Thank you for your warm, thoughtful, generous comments to me last week.  They made me feel full and grateful and hopeful. Thank you, thank you.  Thank you for checking in here with me, and for taking time to leave me a note.  I am so cheered by all your words.  Your kindness overflowed.  I probably need to spend some dedicated time sitting in the sun, but he is a distant memory these days.  It is still grayer than an old mule out my window, and mostly in my knitting too.  Another road trip looms, which means the search for the perfect travel project is ON, nevermind how many things are already in progress.  I have, as promised, slowed down on the finishing of things, but I never said I wasn't going to start eighty jillion new projects...this one happened the other day as I considered how nice it would be to just knit and purl for awhile.  Four false starts later, it is finally underway.  The right yarn is everything, am I right?  This is Quince and Co. Chickadee in "Frost", from an unraveled previous project that I never wore, and a good girl would skein all that beautiful wool back up and wash it to get the kinks out, but I am just not that girl.  When I want to start something, I want to start it right now.  I got this far before I had to throw the whole thing, needle and all, into the sink for a hasty soak and block, just to make sure the stitches would fluff up as I hoped they would, so it's wet right now and I can't work on it.
Which is fine, because I also have this, another self-drawn gray scarf/wrap thing, and all of a sudden it strikes me that these two projects seem awfully similar.  How many gray scarf/wrap things does one big ol' country girl like me really need, anyway?  Well, at least these two, because this one is knit in the utterly amazing Woolfolk Far, color 02/Lightest Gray.  I go oh-so-slowly on this project, because I am trying to savor it.  I really don't want it to be over, although wearing it is going to be a pretty good time, too.  I am slack-jawed by this yarn.  It is the softest thing I can imagine.  
Hey, wait a minute, that's not gray!  I'll admit, I kind of forgot about these hectic, hyper, and slightly dizzying socks, and they are so close to being finished, too.  They got put away for a minute a few months ago, and then that was it.  As soon as I can't see it anymore, it's like it's gone forever, which I think is why the work table is always so totally covered with stuff.  Once it goes in the cupboard, it's just dead to me, until I find it accidentally while I'm on the hunt for a button, and then I get a rush of recognition/guilty stab of conscience/blast of renewed enthusiasm.   I'm happy to see these again, although I can't think about all the ends still dangling about inside those things, not yet.  Don't make me think about it!  I suppose that is the price to pay for all these stripes, which are so, so beautiful, but ugh, I hate weaving in ends.  It'll be worth it.  I love these.  They'll be done soon.

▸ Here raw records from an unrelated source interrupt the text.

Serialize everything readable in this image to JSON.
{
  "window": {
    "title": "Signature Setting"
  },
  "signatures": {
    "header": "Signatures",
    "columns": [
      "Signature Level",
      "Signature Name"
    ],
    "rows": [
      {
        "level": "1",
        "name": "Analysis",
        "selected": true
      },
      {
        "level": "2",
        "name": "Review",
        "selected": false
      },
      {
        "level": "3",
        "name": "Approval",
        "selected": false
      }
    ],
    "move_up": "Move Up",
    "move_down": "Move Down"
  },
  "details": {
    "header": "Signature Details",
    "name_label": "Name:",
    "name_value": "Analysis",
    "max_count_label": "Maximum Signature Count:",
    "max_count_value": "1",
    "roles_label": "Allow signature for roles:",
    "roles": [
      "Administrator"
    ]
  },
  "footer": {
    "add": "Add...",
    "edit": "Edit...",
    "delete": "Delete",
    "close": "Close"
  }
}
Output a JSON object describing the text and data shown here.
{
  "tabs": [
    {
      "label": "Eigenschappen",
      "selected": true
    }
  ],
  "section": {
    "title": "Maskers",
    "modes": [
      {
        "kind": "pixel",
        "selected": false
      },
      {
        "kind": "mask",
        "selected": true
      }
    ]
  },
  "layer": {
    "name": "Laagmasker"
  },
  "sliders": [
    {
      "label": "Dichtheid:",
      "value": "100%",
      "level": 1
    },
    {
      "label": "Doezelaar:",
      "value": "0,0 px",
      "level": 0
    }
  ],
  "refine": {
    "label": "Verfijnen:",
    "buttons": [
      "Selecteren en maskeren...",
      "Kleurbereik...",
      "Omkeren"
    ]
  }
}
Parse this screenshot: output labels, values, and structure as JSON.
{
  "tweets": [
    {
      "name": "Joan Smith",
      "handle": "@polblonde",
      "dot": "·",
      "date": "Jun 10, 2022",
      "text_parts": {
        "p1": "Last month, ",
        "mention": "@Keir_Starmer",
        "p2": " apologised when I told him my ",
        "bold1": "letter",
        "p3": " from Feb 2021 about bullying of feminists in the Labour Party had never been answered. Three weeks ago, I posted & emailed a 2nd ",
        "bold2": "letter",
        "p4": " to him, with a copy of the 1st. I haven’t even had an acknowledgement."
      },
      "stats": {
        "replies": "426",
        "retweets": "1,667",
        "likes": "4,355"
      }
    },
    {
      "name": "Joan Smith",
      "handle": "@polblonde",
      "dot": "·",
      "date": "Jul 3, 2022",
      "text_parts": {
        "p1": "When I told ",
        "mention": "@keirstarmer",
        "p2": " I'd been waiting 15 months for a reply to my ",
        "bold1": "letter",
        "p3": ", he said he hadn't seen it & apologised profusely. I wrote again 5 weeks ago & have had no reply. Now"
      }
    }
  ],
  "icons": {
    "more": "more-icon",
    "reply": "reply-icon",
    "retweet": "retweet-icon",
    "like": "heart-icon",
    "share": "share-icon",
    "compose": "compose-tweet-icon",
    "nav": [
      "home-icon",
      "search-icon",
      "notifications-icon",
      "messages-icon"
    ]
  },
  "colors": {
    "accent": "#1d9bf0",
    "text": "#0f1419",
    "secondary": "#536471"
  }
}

In the Not Knitting Department, I finished this the other day, too:  
If you follow me on Instagram, you'll have seen this already, but the story is this: at the end of last year, Doc's sister J, who is a knitter and a stitcher, asked me to join her in a yearlong creative project.  We'd hound each other regularly to make things, and to finish things, and to think outside the usual boxes, and to Get It Done.  To not just talk about making, but to do it, and to explore ideas.  She set the first challenge--"What are your intentions for the year?" So I made this.  This little stitched piece, just 6" square--No. 1: Intentions--is what manifested from me thinking about all those things.  It is aspirational.  I plan to be brave and curious, and to do things besides just knit all the time.  We'll see what happens!  Let's go.